Case in point, Green America’s GMO Inside campaign brought it to the public’s attention last year that General Mills was offering non-GMO Cheerios to consumers in Europe and elsewhere but had failed in making the same product available to U.S. families. The GMO Inside campaign relied heavily on social media, Facebook specifically, to inform and involve consumers in demanding that General Mills phase out GM ingredients in its products. Shortly after being bombarded with over 50,000 online postings, the major food producer announced its plan to make original Cheerios GMO-free for the American public.
On the flip side, social media can also be used by the food industry to improve food safety. For example, last December, experts from the CDC, USDA, FDA, and the International Food Information Council Foundation conducted a special Holiday Food Safety Twitter Chat with tips/tweets for a safer holiday season. Besides educating consumers, there’s also the advantage of learning from your peers—LinkedIn has become a great professional gathering place for experts to discuss common industry issues and new methodologies to protect the food supply.

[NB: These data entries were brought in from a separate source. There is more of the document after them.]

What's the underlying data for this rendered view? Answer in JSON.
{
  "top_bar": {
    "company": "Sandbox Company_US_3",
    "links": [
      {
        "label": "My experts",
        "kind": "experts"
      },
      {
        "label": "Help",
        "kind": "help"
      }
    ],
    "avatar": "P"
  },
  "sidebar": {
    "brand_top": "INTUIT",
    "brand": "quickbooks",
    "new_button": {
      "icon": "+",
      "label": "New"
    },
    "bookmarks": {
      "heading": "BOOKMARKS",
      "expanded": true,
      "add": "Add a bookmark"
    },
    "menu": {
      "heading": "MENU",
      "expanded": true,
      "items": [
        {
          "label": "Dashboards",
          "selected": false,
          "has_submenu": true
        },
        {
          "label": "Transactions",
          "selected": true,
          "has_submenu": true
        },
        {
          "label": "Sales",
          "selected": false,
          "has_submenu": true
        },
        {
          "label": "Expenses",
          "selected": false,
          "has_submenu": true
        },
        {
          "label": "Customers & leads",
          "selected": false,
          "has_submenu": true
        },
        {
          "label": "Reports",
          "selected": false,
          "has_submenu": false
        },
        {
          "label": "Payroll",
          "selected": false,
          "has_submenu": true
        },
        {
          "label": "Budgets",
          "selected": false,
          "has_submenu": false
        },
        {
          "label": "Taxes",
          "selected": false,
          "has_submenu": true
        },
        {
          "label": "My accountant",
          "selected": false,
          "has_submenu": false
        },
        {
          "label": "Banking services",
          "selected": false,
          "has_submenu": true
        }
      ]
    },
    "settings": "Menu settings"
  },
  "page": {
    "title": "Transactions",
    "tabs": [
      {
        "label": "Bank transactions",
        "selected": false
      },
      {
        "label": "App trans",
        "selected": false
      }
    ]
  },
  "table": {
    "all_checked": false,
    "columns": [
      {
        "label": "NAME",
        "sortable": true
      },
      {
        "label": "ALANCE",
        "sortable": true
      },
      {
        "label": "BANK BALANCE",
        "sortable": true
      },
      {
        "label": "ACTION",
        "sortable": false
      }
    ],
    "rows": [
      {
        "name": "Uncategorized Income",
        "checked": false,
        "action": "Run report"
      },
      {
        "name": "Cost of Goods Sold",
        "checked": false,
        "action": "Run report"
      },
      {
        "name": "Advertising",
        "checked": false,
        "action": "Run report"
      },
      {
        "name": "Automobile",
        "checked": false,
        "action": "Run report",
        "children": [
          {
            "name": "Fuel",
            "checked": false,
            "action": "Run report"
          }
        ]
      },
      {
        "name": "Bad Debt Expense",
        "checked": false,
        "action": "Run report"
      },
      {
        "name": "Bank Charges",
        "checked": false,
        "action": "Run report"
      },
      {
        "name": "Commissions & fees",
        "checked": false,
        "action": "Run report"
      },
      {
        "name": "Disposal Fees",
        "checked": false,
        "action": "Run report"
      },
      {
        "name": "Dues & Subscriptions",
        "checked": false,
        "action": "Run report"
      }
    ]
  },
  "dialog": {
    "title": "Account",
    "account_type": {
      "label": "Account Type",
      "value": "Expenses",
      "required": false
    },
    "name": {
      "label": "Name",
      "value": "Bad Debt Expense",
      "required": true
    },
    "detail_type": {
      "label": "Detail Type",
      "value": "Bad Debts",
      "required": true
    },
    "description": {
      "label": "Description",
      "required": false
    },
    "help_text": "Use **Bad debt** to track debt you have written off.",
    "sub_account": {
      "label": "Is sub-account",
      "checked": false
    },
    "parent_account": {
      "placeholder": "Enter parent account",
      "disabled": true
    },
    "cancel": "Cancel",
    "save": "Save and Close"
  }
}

Undoubtedly there are plenty of companies still discounting the importance of social media. Therefore in this issue, we provide some background into what’s brewing between social media and food safety as well as guidance on how to incorporate a social media plan as part of an overall food defense strategy. From ConAgra Foods to Chobani, there are those who are already learning their lessons the hard way when it comes to the power of social media, so make sure your company knows how to wield this power properly.